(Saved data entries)
***
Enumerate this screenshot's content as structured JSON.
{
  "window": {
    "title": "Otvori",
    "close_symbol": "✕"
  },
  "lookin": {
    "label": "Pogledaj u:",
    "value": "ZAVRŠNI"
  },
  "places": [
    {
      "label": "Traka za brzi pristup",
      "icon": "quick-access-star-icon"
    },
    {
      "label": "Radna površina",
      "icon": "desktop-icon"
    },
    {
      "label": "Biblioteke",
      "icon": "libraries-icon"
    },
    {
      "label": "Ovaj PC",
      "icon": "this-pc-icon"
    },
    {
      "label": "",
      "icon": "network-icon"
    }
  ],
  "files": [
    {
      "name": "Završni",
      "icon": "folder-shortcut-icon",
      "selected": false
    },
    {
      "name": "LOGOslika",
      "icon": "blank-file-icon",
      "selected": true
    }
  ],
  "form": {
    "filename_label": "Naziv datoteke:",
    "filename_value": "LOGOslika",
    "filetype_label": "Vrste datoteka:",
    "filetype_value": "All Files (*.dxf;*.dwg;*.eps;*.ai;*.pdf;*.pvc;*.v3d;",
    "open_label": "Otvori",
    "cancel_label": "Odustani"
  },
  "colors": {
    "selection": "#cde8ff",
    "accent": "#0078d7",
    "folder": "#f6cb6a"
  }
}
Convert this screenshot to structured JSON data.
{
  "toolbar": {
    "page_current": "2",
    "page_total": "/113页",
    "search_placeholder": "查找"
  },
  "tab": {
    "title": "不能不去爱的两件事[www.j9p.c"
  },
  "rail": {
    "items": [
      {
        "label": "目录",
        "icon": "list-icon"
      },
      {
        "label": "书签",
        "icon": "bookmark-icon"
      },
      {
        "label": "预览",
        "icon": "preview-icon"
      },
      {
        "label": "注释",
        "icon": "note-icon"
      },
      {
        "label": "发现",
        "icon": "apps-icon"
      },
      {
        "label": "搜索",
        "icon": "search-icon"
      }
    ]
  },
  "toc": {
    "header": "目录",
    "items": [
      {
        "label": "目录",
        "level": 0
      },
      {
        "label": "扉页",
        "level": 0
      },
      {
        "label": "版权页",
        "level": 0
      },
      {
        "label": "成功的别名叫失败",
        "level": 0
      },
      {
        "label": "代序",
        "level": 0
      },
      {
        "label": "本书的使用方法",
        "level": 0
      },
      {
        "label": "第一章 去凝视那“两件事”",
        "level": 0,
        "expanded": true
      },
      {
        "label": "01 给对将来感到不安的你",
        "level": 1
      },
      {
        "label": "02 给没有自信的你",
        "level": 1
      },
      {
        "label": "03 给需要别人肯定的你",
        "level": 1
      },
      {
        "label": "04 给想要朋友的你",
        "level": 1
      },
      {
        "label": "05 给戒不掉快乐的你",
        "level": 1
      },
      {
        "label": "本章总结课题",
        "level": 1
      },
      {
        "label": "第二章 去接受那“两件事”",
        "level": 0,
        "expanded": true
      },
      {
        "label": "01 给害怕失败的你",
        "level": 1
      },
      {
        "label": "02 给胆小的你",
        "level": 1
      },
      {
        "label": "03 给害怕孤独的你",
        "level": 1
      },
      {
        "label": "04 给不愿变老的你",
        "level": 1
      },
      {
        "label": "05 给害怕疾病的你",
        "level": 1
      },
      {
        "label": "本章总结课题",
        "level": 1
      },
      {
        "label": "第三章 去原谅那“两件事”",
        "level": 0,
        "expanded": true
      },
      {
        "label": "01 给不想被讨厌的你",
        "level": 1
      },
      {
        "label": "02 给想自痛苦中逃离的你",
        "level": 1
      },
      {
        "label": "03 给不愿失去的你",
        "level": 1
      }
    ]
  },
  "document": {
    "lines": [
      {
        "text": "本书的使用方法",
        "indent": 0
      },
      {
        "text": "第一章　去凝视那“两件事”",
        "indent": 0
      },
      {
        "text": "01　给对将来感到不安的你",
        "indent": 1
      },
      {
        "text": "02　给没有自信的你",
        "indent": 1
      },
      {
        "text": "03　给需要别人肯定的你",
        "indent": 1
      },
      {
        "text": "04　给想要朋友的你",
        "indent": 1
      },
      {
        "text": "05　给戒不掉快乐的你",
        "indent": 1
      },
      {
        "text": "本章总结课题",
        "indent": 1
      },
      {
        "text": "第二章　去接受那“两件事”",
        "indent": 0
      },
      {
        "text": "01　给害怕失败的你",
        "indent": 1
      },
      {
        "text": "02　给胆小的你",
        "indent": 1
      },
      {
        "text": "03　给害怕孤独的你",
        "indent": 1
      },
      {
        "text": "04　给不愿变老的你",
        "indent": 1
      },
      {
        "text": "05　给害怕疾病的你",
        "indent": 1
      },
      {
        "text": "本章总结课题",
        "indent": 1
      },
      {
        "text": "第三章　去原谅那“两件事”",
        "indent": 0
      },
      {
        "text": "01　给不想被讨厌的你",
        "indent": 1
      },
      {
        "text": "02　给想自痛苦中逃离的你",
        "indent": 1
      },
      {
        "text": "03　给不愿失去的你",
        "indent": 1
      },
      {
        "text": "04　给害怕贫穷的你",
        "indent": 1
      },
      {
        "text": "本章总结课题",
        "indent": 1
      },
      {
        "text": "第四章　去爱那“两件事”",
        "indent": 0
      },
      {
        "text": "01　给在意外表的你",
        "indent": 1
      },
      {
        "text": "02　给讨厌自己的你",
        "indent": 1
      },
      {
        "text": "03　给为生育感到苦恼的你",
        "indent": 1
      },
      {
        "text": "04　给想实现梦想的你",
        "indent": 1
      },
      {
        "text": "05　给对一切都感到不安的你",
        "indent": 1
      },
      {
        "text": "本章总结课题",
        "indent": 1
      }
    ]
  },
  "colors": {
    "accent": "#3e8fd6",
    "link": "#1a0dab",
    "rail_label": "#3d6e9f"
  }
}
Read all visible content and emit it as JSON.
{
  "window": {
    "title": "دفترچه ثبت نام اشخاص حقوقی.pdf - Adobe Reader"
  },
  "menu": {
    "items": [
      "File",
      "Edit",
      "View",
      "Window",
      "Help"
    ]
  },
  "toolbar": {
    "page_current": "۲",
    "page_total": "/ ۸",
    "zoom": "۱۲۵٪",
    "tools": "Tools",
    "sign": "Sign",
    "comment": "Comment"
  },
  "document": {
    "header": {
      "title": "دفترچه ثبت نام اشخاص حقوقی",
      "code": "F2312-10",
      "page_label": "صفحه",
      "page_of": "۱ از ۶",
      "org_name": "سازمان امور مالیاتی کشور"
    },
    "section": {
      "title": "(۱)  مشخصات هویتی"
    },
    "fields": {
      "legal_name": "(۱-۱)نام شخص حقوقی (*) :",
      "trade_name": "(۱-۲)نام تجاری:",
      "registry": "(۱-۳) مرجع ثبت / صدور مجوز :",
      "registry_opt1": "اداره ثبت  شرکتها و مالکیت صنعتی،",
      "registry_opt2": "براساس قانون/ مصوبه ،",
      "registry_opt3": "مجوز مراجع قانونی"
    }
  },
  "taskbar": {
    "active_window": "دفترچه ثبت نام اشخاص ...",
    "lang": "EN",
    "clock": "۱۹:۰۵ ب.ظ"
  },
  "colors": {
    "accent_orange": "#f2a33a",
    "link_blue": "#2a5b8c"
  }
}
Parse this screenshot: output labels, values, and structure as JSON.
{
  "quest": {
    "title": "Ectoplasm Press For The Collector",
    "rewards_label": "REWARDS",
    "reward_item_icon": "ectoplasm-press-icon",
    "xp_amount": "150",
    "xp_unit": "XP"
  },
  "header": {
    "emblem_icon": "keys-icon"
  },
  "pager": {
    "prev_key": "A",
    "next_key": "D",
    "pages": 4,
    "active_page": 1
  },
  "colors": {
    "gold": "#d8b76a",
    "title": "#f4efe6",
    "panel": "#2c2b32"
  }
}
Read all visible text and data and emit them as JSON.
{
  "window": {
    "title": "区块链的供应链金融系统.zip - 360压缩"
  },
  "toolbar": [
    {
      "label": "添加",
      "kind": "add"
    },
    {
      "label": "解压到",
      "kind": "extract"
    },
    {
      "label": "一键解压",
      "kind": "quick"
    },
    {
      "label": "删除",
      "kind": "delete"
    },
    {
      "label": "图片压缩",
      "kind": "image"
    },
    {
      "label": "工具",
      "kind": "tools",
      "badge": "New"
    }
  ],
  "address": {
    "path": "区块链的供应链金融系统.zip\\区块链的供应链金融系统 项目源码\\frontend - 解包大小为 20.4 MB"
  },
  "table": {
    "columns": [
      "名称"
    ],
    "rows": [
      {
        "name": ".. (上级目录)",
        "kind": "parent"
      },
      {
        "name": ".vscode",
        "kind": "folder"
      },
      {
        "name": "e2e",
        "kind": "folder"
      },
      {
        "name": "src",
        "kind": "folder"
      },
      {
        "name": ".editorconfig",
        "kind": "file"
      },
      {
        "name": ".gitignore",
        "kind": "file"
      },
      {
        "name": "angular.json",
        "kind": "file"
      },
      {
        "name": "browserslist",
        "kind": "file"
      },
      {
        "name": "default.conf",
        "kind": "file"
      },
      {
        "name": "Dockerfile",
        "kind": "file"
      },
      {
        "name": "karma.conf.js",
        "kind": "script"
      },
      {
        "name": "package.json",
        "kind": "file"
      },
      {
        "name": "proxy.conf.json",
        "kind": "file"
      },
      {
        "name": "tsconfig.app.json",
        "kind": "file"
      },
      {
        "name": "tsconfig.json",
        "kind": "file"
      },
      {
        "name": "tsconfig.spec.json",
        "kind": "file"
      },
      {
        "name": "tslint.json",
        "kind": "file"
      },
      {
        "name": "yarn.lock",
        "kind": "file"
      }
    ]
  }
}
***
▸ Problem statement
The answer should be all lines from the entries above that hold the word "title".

▸ Answer space
    "title": "Otvori",
    "title": "不能不去爱的两件事[www.j9p.c"
    "title": "دفترچه ثبت نام اشخاص حقوقی.pdf - Adobe Reader"
      "title": "دفترچه ثبت نام اشخاص حقوقی",
      "title": "(۱)  مشخصات هویتی"
    "title": "Ectoplasm Press For The Collector",
    "title": "#f4efe6",
    "title": "区块链的供应链金融系统.zip - 360压缩"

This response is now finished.